The best t-shirts are designed with care. A t-shirt is a blank canvas, and the designer can use it to communicate anything they want. Custom t-shirts in Sydney are in trend and are loved by many. If you’re looking for tips on how to design a great shirt for print, this article will give you everything you need!
T-shirts are a staple in everyone’s wardrobe, and they are a great way to express yourself and show your personality. Whether you’re looking to design a t-shirt for personal use or as a product to sell, it’s important to keep in mind a few key tips to ensure that your design is both appealing and effective. In this article, we’ll go over four tips that will help you create a great t-shirt design that will stand out from the crowd. These tips will cover everything from choosing the right color palette to considering the placement of your design. By following these simple tips, you’ll be on your way to designing a t-shirt that you can be proud of and that others will love to wear.
- Know Your Brand: Before you start designing your shirts, it’s important that you know who you are and what kind of brand personality you want to convey. If a customer is going to spend money on one of your shirts, they need to be able to connect with what they are buying into. Think about the kind of people who would be interested in buying t-shirts from your store and make sure that it resonates with them as well.
- Use a Good Quality Shirt: Most printers have different qualities of t-shirts available for printing at different prices, so make sure that if you go this route (which our next tip will explain), then go with the best quality that fits within the budget constraints without sacrificing the design or message.
Now let’s get into some of the more technical stuff.
- First, use a friendly tone in the design. It should be something that people will want to wear and not make them feel embarrassed or awkward. When designing your shirt, make sure that it doesn’t look like it was made by an amateur; instead, try to make it look as professional as possible so that it matches what you’re selling. Don’t be afraid of using different fonts and colors; just keep them consistent throughout all designs so they feel cohesive with each other while still having their own unique personality traits that set them apart from one another (this applies even when doing multiples).
- Next, use a friendly tone in text! This means not only including text but also making sure that whatever message is conveyed through said words is positive or neutral (i.e., no swearing) because this will help create trust between potential customers who might purchase your product later on down the line.”
Make sure your image is high-quality.
Make sure the image you use for your shirt isn’t too bright or dark, and make sure it’s not distorted in any way.

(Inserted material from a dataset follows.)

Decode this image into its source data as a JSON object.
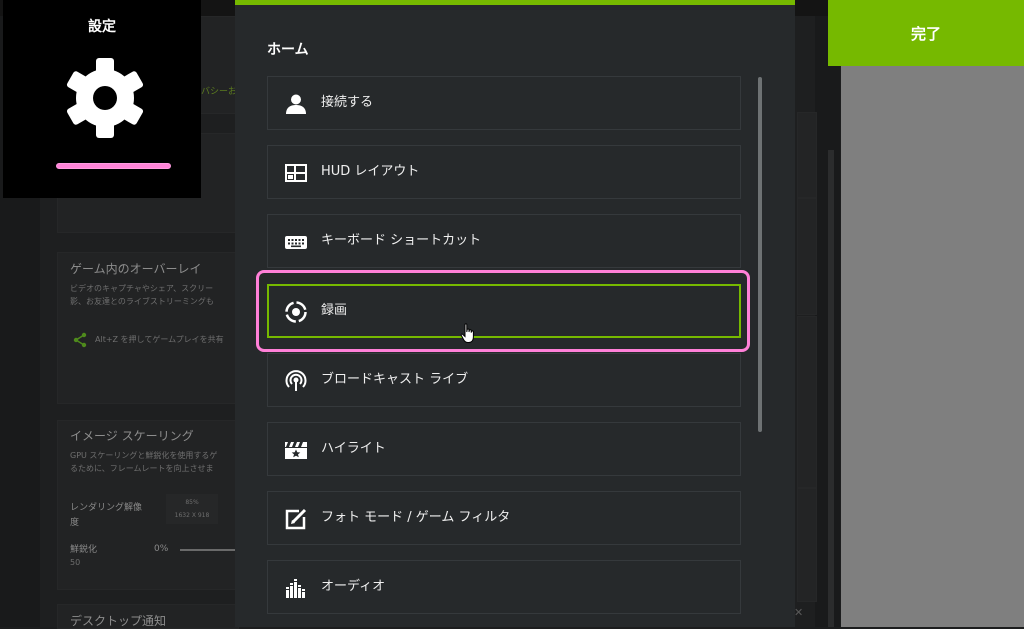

It’s best to create an image from scratch rather than using one that was found online.
Great design starts with a great shirt. You want to make sure that you are using a high-quality shirt that can hold the ink, but not bleed or fade in the wash. When you are printing your design, make sure that your printer is in good working order and has been calibrated recently. Make sure that the colors are correct when they come out of the printer, as well as when they go into it (it’s hard to fix color issues on already printed shirts). Finally, make sure that your design is centered properly so it looks its best!
- The customer is the most important part of your business. They are what keeps you in business, so never forget that they are at the center of everything you do and say. You want them to be happy with their experience working with you and your company, which means being friendly from start to finish. A big part of this is understanding that it’s not all about you: it’s about helping them get what they want out of their shirt design experience and making sure everything goes smoothly for everyone involved in the process.
- Asking questions early on can save time later on: sometimes when we first start working with new customers or freelancers, we don’t ask enough questions up front because we may assume that since we know what we’re doing there won’t be any problems down the road—but asking questions now could save us time later on by making sure our expectations match up before we go too far into production! For example, if someone tells me they want one specific type font but later changes their mind halfway through designing, I will still use what was originally agreed upon (because this person has already paid me). However if I didn’t know beforehand which typeface was preferred then I would have wasted valuable time trying different options instead of focusing solely on getting things done quickly.”